For some people, admitting that they have wants, needs, and feelings in general is the height of being uncool. But those are the people who get home and crank up the corniest music even when they think no one is listening.

This is where those hair band power ballads and syrupy slick pop songs come into play. The songs that are so sincere, you don’t quite believe them at first. But somehow, they still speak to that part of you that’s still a teenager experiencing a first crush.

These are songs that a bus full of people will wind up singing together in spite of themselves. Songs like:

  • Sister Christian, by Night Ranger: This comes on, and the whole room will be singing “You’re Motorin’! What’s your price for flight?!” before the song is over.
  • To Be With You, by Mr. Big: Another great sing along song. This singer just wants to be with you! Deep inside he hopes you feel it, too!
  • Truly Madly Deeply, by Savage Garden: This song is almost hyperbolically cheesy. Fun fact: this song sounds great when sung by soccer fans.
  • Wonderwall, by Oasis: Nothing kills a party faster than a dude whipping this out on the acoustic guitar he just happened to bring with him. But this song is really earnest and fun to sing along to outside of that specific context.

Music That Defines the Dumbest Trends of a Decade

Nostalgia is one hell of a drug. And sometimes there are songs that are so representative of the dumbest parts of a decade, you can’t help but think back to those days if you lived in them. If you didn’t live in them, you usually just laugh at how stupid the people were back then to like such a thing.

These guilty pleasure songs have often outlived the songs whose good qualities the artists were poorly mimicking. Sometimes they are just a snapshot of a moment in time. A very, very dumb moment in time.

Let’s take a look at some standouts of this variety:

  • Funkytown, by Lipps, Inc: This was the turning point between 70s disco and 80s synth-heavy pop. It’s a great song, but you still cringe a little when you listen to it.
  • Mambo No. 5, by Lou Bega: For some reason, big band and swing music had a big resurgence in the 90s. This was an offshoot of that movement. It was more popular than lots of songs that were truer to the big band sound, though. It’s just very of-its-time.
  • I Ran, by A Flock of Seagulls: Nothing defined the toothless pop that killed New Wave better than the lead singer of A Flock of Seagulls’ hairstyle. Nothing.
  • What Is Love, by Haddaway: This song not only defined 90s dance music, it defined bad early 2000s club music as well. That’s thanks to the characters played by Will Ferrell and Chris Kattan on Saturday Night Live.

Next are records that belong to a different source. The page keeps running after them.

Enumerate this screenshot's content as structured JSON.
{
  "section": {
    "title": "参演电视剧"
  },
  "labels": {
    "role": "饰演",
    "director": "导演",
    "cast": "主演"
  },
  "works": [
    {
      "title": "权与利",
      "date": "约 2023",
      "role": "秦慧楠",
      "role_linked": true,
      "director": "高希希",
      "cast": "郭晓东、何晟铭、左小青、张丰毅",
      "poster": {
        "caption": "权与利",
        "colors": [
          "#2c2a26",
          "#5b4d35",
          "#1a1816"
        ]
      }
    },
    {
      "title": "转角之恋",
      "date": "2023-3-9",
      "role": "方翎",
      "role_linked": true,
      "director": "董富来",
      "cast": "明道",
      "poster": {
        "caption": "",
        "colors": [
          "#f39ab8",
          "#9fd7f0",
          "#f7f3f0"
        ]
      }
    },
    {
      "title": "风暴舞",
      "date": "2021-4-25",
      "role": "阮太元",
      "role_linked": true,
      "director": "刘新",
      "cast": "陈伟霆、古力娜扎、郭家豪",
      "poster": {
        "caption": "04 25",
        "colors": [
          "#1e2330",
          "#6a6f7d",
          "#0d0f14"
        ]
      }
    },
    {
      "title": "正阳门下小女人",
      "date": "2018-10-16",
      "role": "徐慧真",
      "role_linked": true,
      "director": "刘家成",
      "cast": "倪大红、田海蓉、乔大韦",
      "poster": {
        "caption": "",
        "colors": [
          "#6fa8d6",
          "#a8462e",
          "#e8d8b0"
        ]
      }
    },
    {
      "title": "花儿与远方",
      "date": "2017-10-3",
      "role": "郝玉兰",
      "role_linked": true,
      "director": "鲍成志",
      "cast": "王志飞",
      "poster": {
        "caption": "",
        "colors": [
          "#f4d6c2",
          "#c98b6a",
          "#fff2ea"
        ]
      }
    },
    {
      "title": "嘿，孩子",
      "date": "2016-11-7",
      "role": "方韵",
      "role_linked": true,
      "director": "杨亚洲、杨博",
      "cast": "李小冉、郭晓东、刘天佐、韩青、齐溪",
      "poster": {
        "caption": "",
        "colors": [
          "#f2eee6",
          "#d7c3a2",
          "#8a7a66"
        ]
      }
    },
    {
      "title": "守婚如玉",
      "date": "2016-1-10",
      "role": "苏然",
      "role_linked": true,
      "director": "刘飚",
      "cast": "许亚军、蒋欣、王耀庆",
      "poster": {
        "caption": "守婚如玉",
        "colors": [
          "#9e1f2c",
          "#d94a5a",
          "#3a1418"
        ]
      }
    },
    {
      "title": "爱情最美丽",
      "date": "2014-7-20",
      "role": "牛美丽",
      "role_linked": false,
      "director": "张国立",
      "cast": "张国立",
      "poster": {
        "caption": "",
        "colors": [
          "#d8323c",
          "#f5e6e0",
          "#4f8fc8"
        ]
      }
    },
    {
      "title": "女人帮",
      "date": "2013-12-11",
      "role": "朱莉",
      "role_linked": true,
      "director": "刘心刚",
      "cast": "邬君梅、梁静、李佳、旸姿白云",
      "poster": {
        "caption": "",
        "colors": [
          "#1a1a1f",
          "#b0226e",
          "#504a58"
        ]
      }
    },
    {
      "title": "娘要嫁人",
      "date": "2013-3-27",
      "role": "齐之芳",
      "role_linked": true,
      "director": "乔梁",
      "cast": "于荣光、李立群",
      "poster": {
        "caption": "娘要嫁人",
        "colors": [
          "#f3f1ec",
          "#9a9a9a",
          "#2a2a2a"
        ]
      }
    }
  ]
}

And these categories are just the tip of the guilty pleasure iceberg. You could start thinking of different guilty pleasure songs and pretty much never stop. So once you have a list, what do you do with it?

Guilty Pleasure Parties

There are lots of great guilty pleasure party ideas out there, but perhaps the most inclusive of your guests is the collective guilty pleasure playlist.

For this type of party, have everyone that’s coming prepare a list of a few of their favorite guilty pleasures. As people arrive, collect those songs in a streaming playlist. You may want to create a private event playlist so that everyone’s guilty pleasure songs don’t corrupt your streaming algorithm.

When you have all your guests and all of their songs in a list, set the list to play in a random order. Then you can try to guess whose song is whose, have huge sing-alongs, and generally enjoy how silly and fun everyone’s guilty pleasures are.

Let Your Freak Flag Fly

The reason people hide their guilty pleasures is that they are afraid of judgment from the people around them. We all want to be seen as cool. But even the coolest person in the world likes some things that someone else might think is a little corny.

Guilty pleasure songs don’t hurt anyone, so throw away your hang-ups and embrace them! You might discover that the people you were afraid of have the same silly tastes as you!